The middle-range keywords targeted by faceted navigation pages might represent a few hundred or a few thousand monthly searches. Ecommerce sites frequently have thousands of faceted navigation pages. Each represents an ability to target — automatically and at scale — another set of middle-range keywords.
Large ecommerce sites such as Wayfair.com use faceted navigation to their advantage. My recent survey estimated that Wayfair’s faceted-navigation pages drive roughly 1 million monthly organic visits across 257,000 keywords.
Although faceted pages can drive organic search traffic, the navigation links in many ecommerce platforms aren’t crawlable to search engine bots. Thus bots can’t index the faceted pages, which means the pages won’t rank and won’t drive traffic.
In other words, the key to harnessing faceted navigation is crawlable links to pages with unique, crawlable URLs and unique content.
Without the ability to crawl the pages, no amount of on-page optimization will improve their organic search value. The links must be rendered as anchor tags that are modified by an href attribute paired with a URL, as shown below.
If the link contains an anchor tag, an href, and a URL, bots will recognize it as a link, regardless of whatever else the tag contains. Bots will not recognize links coded as div or span tags.
In addition, the URL must be unique and must serve the desired page without a hashtag. Here are examples:
• <a href="https://www.example.com/table-lamps/">Will be crawled.<a/>
• <a onclick="changePage('table-lamps')" href="https//www.example.com/table-lamps/">Will be crawled.</a>
• <span onclick="changePage('table-lamps')">Not crawled.</span>
• <div class="facetwp-checkbox" data-value="table-lamps">Not crawled.</div>
• <a onclick="changePage('table-lamps')">Not crawled.</a>
Some sites use URLs that don’t change when the user applies a facet, which means there’s not a separate address for that page to rank in search results.
Other sites produce a URL with a hashtag followed by a string of characters. Hashtag URLs aren’t consistent, however, and can vary for identical pages on the same site. Thus search engines won’t typically rank them.
Lastly, make sure that the ability to crawl or index a faceted-navigation page isn’t restricted by a canonical tag, a meta robots noindex tag, a disallow in your robots.txt file, or a nofollow attribute in an anchor tag.
Faceted, crawlable pages can produce a massive indexation glut as the search engines burn your crawl budget on low-value pages.

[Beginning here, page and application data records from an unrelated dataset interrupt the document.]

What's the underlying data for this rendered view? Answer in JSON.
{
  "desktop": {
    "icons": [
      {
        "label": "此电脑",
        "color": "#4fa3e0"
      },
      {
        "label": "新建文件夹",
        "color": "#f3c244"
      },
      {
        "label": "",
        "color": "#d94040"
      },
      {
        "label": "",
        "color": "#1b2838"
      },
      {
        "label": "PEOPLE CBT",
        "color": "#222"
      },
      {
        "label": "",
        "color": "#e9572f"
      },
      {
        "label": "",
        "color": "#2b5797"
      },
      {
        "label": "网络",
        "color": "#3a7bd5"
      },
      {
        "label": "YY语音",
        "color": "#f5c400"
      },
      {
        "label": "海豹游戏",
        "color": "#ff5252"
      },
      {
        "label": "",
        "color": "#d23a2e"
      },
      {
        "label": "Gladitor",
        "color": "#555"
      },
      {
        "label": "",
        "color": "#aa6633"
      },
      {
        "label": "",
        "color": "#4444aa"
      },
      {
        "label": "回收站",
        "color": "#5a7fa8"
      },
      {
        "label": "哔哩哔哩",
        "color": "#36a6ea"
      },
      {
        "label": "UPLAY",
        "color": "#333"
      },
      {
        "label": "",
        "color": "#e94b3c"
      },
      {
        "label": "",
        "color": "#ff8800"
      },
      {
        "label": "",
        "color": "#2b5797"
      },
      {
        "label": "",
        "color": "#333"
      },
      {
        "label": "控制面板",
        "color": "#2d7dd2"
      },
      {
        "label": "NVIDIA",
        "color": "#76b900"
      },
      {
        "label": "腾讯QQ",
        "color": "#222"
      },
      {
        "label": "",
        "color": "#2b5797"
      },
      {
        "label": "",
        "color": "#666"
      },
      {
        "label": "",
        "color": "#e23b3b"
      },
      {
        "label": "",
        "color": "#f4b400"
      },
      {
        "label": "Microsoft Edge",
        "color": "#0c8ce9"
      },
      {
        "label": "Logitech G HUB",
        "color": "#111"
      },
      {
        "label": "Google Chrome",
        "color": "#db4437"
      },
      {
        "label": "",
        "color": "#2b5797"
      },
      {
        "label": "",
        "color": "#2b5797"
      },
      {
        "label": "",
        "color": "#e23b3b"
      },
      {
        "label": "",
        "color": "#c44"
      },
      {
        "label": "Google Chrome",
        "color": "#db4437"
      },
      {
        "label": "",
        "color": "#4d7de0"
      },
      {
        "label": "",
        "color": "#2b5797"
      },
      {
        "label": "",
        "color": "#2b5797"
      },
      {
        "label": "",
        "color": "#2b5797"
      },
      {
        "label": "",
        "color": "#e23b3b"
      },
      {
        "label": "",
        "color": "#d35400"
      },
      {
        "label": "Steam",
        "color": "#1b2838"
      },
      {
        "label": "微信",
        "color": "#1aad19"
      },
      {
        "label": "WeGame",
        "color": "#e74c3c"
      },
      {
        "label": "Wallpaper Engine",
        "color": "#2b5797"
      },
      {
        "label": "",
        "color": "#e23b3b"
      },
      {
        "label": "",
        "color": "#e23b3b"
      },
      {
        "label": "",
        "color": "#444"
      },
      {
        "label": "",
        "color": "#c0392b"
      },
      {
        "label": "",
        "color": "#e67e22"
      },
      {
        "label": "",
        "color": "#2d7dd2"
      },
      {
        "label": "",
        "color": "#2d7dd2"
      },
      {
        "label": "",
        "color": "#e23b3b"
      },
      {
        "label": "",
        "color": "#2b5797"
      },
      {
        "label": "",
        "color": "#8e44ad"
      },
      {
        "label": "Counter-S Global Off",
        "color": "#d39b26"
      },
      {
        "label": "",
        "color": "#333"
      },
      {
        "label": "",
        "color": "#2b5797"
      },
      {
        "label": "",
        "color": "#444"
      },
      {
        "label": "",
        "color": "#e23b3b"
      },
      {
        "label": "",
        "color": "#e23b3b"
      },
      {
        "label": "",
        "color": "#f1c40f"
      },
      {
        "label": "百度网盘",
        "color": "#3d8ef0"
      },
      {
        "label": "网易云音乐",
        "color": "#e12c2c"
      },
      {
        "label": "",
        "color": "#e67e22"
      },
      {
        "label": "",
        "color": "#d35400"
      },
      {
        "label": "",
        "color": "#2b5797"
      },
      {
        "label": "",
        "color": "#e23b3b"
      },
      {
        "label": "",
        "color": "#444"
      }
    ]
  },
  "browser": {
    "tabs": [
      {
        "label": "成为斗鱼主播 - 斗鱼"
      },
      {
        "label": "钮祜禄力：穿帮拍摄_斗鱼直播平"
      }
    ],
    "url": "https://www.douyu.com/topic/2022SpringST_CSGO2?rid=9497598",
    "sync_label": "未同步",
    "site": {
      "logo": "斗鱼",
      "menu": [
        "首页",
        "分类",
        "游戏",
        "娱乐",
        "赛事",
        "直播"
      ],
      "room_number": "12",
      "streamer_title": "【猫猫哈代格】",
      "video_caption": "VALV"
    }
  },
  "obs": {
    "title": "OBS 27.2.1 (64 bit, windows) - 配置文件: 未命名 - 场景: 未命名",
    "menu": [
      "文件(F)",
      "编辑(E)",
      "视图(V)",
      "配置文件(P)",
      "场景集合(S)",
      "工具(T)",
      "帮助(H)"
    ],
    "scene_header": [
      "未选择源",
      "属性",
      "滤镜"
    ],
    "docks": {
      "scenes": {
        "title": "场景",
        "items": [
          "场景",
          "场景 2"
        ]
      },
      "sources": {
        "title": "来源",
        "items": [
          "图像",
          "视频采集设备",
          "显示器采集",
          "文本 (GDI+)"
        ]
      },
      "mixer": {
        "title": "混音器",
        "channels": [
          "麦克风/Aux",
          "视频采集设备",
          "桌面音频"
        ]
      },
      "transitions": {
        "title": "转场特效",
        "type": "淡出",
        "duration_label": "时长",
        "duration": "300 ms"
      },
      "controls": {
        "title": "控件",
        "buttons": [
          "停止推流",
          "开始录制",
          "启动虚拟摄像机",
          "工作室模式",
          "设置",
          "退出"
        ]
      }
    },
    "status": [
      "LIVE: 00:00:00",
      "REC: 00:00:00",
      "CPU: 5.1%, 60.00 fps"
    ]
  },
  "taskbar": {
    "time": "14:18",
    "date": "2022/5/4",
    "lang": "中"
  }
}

To avoid this, restrict bot access to pages that are likely to drive organic search value.
…restrict bot access to pages that are likely to drive organic search value.
For example, you could deduce from keyword research that consumers search for lamps by color (“blue lamps”) and by style (“midcentury modern lamp”). It makes sense to allow indexation for those filters.
But there’s no evidence that people search for multiple facets from the same filter, such as “black blue lamp.” So, restrict indexation for pages with two or more facets from the same filter.
Next, research keywords to see if searchers use facets from different filters, such as “blue midcentury lamp.” If yes, allow indexation for pages with one facet from two filters.
Use the same logic for combinations of keywords from three filters. Be careful, however, as it will open up indexation for an immense number of pages.
To control indexation, use a combination of canonical tags, meta robots noindex tags, disallow in your robots.txt file, and nofollow attributes in your anchor tags.
Also, consider shutting off crawl access to filters with facets that don’t drive search value, such as shipping speed and price.
Even when you limit crawl access to high-search-value pages, prove their value and relevance to search engines.
Each page created by faceted navigation must have a unique title tag, meta description, and heading. Blocks of descriptive content should be unique, too, not a duplicate of the parent page. Otherwise, search bots could mistake a faceted page as a copy of the parent, which would likely prevent indexation.